My concern with the market now is there's not much about Auckland now to attract highly-skilled talent, on the global stage. Now we have expensive property and rents, I can't see this helping much.

Zachary cites the Elysium lifeboat argument...but surely even a lifeboat best have an engine?

Posted earlier but here it is again in case it was missed;

Mr Peters yesterday forced Immigration Minister Nathan Guy to hastily announce the deal yesterday after he tabled internal Immigration NZ emails showing the department's head of Intelligence, Risk and Integrity had serious concerns about the arrangement.


Investigators learned the Chinese whale gamblers were “provided with a contact in Vancouver, either locally or prior to arriving in Vancouver,” the MNP report says. Next, the gamblers would “contact the person via phone for cash delivery,” which they use to buy chips at a casino. The gamblers would repay these funds “through cash holdings in China.” When the gamblers cash out, they are left with money available for use in Canada.

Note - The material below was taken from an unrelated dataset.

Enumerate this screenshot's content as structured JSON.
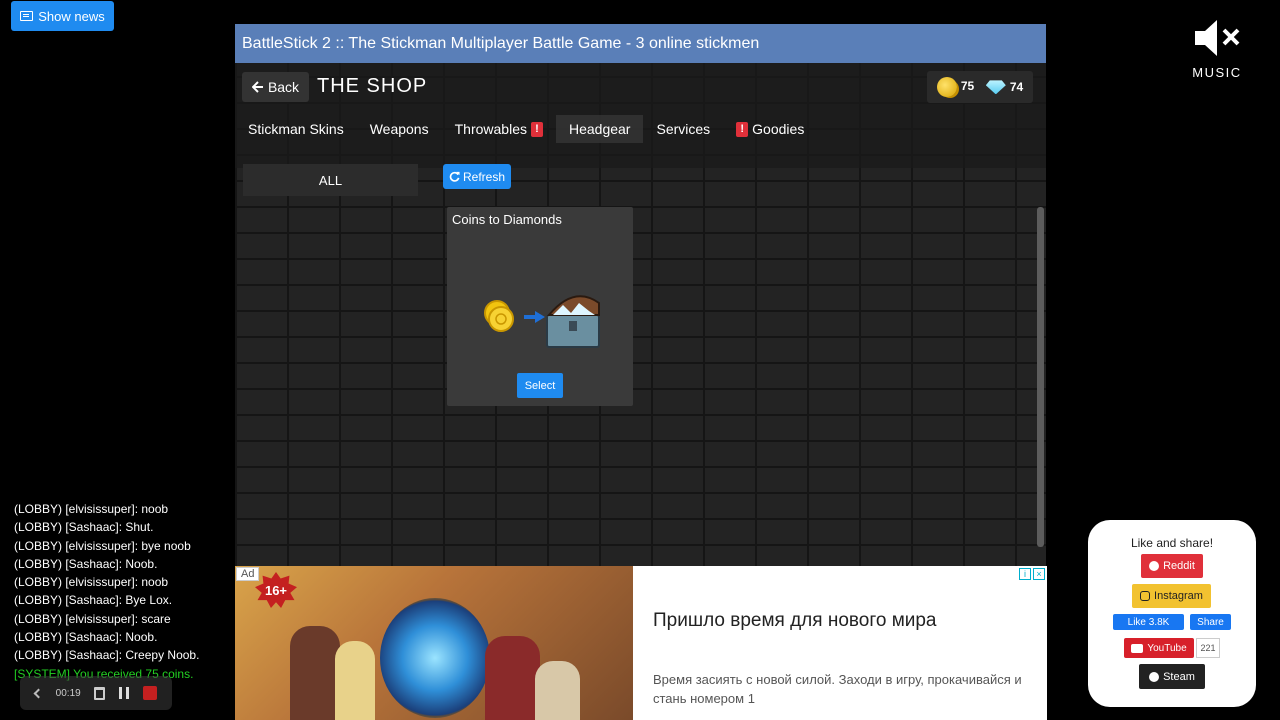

Vancouver Sun - Richmond - How many Richmond's are there in Canada?

from Canadian author Ian Hamilton
Richmond Hill is a place where English isn't needed anymore
Toronto has a huge Chinese population - half a million or more - Richmond Hill is its epicentre - about 20 kilometres north of downtown Toronto. Richmond Hill is a sprawling expanse of suburban tract housing and shopping malls. East and West along highway 7 the malls are almost exclusively Chinese. Once a traditional European-Canadian suburb, Richmond Hill is a place where English isn't needed anymore. There isn't a service or commodity that cant be acquired in Cantonese.

It wasn't always that way. Once there was only the old Chinatown downtown in Dundas Street

All of that changed when Hong Kong began to prepare for the end of British Colonial rule in 1997. The uncertainty of life under Communist China hadn't exactly caused panic, but many felt it would be prudent to have other options, and Canada made it easy for those with money to establish a second home. Toronto's downtown area couldn't accommodate the influx of new Chinese immigrants, so Richmond Hill became the next landing spot.


Assume its reference to this Richmond;

Richmond has an immigrant population of 60%, the highest in Canada.Richmond has over 50% of residents identifying as Chinese, the city in North America with the largest proportion of Asians. More than half of its population is of Asian descent, many of whom immigrated in the late 1980s, mostly from Hong Kong, Taiwan, and Mainland China. Other Asian Canadians in Richmond include Indo-Canadians, Filipino Canadians and Japanese Canadians.


Better Dwelling: It’s Official, Vancouver Household Incomes Make No Sense



Your first point .... Someone has to do the dirty work .... and it isn't Labour doing it

Winston Peters is the only opposition going around in parliament - doing the dirty work for everyone else

Second that! Go Winnie, the only politician with BALLS

National supporters and especially its housing speculators should watch this TED Talk.

Maybe that's a reason why National is defunding NZ's own long-term longitudinal study?


No one likes unfavourable answers.

Indeed, the best way to not find something is to not look for it.

Men...economic growth is slowing down. We need to release stronger buying power to give some boost.

Or figure out how to do things without economic growth.

Magic up some more money by borrowing it off the future, hoping it never really has to be paid back...